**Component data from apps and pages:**
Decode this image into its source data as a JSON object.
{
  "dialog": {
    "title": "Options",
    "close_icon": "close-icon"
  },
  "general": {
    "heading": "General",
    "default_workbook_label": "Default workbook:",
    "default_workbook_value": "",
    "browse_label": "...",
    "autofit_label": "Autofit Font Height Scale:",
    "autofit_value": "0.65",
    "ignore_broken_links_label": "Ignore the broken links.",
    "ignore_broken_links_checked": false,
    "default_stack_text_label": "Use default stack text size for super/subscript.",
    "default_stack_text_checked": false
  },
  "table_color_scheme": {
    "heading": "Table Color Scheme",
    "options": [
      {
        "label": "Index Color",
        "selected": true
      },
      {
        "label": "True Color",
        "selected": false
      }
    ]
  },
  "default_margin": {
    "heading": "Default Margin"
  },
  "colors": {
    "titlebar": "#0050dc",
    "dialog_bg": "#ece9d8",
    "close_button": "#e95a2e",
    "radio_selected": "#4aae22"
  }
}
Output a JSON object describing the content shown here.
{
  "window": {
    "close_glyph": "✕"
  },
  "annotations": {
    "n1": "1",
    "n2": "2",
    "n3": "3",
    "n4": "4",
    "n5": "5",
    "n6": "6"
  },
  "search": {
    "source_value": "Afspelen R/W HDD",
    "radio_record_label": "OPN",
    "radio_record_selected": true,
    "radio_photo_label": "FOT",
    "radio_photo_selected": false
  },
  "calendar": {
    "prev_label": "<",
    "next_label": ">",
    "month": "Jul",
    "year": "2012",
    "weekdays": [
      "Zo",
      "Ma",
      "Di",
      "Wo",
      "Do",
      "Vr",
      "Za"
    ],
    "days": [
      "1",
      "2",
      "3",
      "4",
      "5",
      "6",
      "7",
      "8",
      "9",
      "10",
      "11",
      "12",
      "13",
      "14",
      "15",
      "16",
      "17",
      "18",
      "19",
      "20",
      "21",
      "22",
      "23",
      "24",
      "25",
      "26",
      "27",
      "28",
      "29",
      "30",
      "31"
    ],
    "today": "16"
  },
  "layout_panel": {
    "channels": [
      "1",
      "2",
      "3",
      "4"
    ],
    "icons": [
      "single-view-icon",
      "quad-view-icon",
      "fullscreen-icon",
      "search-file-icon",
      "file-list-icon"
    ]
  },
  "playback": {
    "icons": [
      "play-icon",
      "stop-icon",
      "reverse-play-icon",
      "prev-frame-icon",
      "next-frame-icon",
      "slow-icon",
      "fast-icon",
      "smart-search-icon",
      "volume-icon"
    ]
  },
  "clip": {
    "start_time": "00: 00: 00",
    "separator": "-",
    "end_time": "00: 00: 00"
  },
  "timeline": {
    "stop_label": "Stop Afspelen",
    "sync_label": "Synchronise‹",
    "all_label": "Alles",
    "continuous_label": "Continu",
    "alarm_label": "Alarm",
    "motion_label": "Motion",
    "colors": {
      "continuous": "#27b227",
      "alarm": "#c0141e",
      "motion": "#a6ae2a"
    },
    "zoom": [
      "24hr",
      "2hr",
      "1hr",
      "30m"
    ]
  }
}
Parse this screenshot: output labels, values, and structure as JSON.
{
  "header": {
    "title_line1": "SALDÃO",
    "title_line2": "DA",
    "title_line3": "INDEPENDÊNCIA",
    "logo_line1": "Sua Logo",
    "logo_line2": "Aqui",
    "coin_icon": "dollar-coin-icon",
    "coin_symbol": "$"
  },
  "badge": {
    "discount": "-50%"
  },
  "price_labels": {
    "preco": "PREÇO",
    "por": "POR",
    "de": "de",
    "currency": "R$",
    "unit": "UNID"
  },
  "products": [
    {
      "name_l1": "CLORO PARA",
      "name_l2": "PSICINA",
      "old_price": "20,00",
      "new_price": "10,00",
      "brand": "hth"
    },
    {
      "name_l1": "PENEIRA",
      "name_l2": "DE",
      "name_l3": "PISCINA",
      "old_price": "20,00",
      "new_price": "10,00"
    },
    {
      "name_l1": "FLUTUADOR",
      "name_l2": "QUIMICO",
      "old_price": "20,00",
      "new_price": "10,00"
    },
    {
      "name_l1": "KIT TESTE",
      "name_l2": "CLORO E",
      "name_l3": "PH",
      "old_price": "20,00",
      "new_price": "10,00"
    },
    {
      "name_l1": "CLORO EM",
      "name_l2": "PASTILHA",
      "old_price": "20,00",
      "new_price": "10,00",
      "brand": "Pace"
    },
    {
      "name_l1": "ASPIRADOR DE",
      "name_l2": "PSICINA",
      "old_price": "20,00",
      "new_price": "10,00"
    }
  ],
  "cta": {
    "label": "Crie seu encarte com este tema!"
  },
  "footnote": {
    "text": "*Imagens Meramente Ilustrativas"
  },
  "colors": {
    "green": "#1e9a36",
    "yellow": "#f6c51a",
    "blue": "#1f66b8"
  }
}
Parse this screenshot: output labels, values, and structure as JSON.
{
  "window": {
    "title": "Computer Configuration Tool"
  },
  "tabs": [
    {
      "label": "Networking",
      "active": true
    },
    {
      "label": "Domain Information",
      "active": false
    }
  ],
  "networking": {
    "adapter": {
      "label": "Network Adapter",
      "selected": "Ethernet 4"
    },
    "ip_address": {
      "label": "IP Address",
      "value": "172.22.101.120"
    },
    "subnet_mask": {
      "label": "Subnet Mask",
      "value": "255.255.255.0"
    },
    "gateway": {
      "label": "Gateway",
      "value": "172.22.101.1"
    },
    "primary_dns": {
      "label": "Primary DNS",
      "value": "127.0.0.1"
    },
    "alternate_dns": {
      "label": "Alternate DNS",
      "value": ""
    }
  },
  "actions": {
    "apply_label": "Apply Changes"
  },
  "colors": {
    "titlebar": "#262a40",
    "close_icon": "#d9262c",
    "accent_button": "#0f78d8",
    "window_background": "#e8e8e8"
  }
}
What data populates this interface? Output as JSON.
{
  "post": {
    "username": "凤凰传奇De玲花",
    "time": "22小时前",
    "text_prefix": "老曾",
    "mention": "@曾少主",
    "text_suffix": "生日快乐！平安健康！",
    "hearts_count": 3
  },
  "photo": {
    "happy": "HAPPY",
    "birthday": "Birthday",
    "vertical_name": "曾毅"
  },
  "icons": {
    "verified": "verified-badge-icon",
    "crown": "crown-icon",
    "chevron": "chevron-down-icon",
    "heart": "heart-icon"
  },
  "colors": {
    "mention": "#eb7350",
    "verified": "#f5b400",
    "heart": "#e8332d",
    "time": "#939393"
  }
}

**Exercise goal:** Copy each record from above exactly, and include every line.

**Answer to this task:**
Decode this image into its source data as a JSON object.
{
  "dialog": {
    "title": "Options",
    "close_icon": "close-icon"
  },
  "general": {
    "heading": "General",
    "default_workbook_label": "Default workbook:",
    "default_workbook_value": "",
    "browse_label": "...",
    "autofit_label": "Autofit Font Height Scale:",
    "autofit_value": "0.65",
    "ignore_broken_links_label": "Ignore the broken links.",
    "ignore_broken_links_checked": false,
    "default_stack_text_label": "Use default stack text size for super/subscript.",
    "default_stack_text_checked": false
  },
  "table_color_scheme": {
    "heading": "Table Color Scheme",
    "options": [
      {
        "label": "Index Color",
        "selected": true
      },
      {
        "label": "True Color",
        "selected": false
      }
    ]
  },
  "default_margin": {
    "heading": "Default Margin"
  },
  "colors": {
    "titlebar": "#0050dc",
    "dialog_bg": "#ece9d8",
    "close_button": "#e95a2e",
    "radio_selected": "#4aae22"
  }
}
Output a JSON object describing the content shown here.
{
  "window": {
    "close_glyph": "✕"
  },
  "annotations": {
    "n1": "1",
    "n2": "2",
    "n3": "3",
    "n4": "4",
    "n5": "5",
    "n6": "6"
  },
  "search": {
    "source_value": "Afspelen R/W HDD",
    "radio_record_label": "OPN",
    "radio_record_selected": true,
    "radio_photo_label": "FOT",
    "radio_photo_selected": false
  },
  "calendar": {
    "prev_label": "<",
    "next_label": ">",
    "month": "Jul",
    "year": "2012",
    "weekdays": [
      "Zo",
      "Ma",
      "Di",
      "Wo",
      "Do",
      "Vr",
      "Za"
    ],
    "days": [
      "1",
      "2",
      "3",
      "4",
      "5",
      "6",
      "7",
      "8",
      "9",
      "10",
      "11",
      "12",
      "13",
      "14",
      "15",
      "16",
      "17",
      "18",
      "19",
      "20",
      "21",
      "22",
      "23",
      "24",
      "25",
      "26",
      "27",
      "28",
      "29",
      "30",
      "31"
    ],
    "today": "16"
  },
  "layout_panel": {
    "channels": [
      "1",
      "2",
      "3",
      "4"
    ],
    "icons": [
      "single-view-icon",
      "quad-view-icon",
      "fullscreen-icon",
      "search-file-icon",
      "file-list-icon"
    ]
  },
  "playback": {
    "icons": [
      "play-icon",
      "stop-icon",
      "reverse-play-icon",
      "prev-frame-icon",
      "next-frame-icon",
      "slow-icon",
      "fast-icon",
      "smart-search-icon",
      "volume-icon"
    ]
  },
  "clip": {
    "start_time": "00: 00: 00",
    "separator": "-",
    "end_time": "00: 00: 00"
  },
  "timeline": {
    "stop_label": "Stop Afspelen",
    "sync_label": "Synchronise‹",
    "all_label": "Alles",
    "continuous_label": "Continu",
    "alarm_label": "Alarm",
    "motion_label": "Motion",
    "colors": {
      "continuous": "#27b227",
      "alarm": "#c0141e",
      "motion": "#a6ae2a"
    },
    "zoom": [
      "24hr",
      "2hr",
      "1hr",
      "30m"
    ]
  }
}
Parse this screenshot: output labels, values, and structure as JSON.
{
  "header": {
    "title_line1": "SALDÃO",
    "title_line2": "DA",
    "title_line3": "INDEPENDÊNCIA",
    "logo_line1": "Sua Logo",
    "logo_line2": "Aqui",
    "coin_icon": "dollar-coin-icon",
    "coin_symbol": "$"
  },
  "badge": {
    "discount": "-50%"
  },
  "price_labels": {
    "preco": "PREÇO",
    "por": "POR",
    "de": "de",
    "currency": "R$",
    "unit": "UNID"
  },
  "products": [
    {
      "name_l1": "CLORO PARA",
      "name_l2": "PSICINA",
      "old_price": "20,00",
      "new_price": "10,00",
      "brand": "hth"
    },
    {
      "name_l1": "PENEIRA",
      "name_l2": "DE",
      "name_l3": "PISCINA",
      "old_price": "20,00",
      "new_price": "10,00"
    },
    {
      "name_l1": "FLUTUADOR",
      "name_l2": "QUIMICO",
      "old_price": "20,00",
      "new_price": "10,00"
    },
    {
      "name_l1": "KIT TESTE",
      "name_l2": "CLORO E",
      "name_l3": "PH",
      "old_price": "20,00",
      "new_price": "10,00"
    },
    {
      "name_l1": "CLORO EM",
      "name_l2": "PASTILHA",
      "old_price": "20,00",
      "new_price": "10,00",
      "brand": "Pace"
    },
    {
      "name_l1": "ASPIRADOR DE",
      "name_l2": "PSICINA",
      "old_price": "20,00",
      "new_price": "10,00"
    }
  ],
  "cta": {
    "label": "Crie seu encarte com este tema!"
  },
  "footnote": {
    "text": "*Imagens Meramente Ilustrativas"
  },
  "colors": {
    "green": "#1e9a36",
    "yellow": "#f6c51a",
    "blue": "#1f66b8"
  }
}
Parse this screenshot: output labels, values, and structure as JSON.
{
  "window": {
    "title": "Computer Configuration Tool"
  },
  "tabs": [
    {
      "label": "Networking",
      "active": true
    },
    {
      "label": "Domain Information",
      "active": false
    }
  ],
  "networking": {
    "adapter": {
      "label": "Network Adapter",
      "selected": "Ethernet 4"
    },
    "ip_address": {
      "label": "IP Address",
      "value": "172.22.101.120"
    },
    "subnet_mask": {
      "label": "Subnet Mask",
      "value": "255.255.255.0"
    },
    "gateway": {
      "label": "Gateway",
      "value": "172.22.101.1"
    },
    "primary_dns": {
      "label": "Primary DNS",
      "value": "127.0.0.1"
    },
    "alternate_dns": {
      "label": "Alternate DNS",
      "value": ""
    }
  },
  "actions": {
    "apply_label": "Apply Changes"
  },
  "colors": {
    "titlebar": "#262a40",
    "close_icon": "#d9262c",
    "accent_button": "#0f78d8",
    "window_background": "#e8e8e8"
  }
}
What data populates this interface? Output as JSON.
{
  "post": {
    "username": "凤凰传奇De玲花",
    "time": "22小时前",
    "text_prefix": "老曾",
    "mention": "@曾少主",
    "text_suffix": "生日快乐！平安健康！",
    "hearts_count": 3
  },
  "photo": {
    "happy": "HAPPY",
    "birthday": "Birthday",
    "vertical_name": "曾毅"
  },
  "icons": {
    "verified": "verified-badge-icon",
    "crown": "crown-icon",
    "chevron": "chevron-down-icon",
    "heart": "heart-icon"
  },
  "colors": {
    "mention": "#eb7350",
    "verified": "#f5b400",
    "heart": "#e8332d",
    "time": "#939393"
  }
}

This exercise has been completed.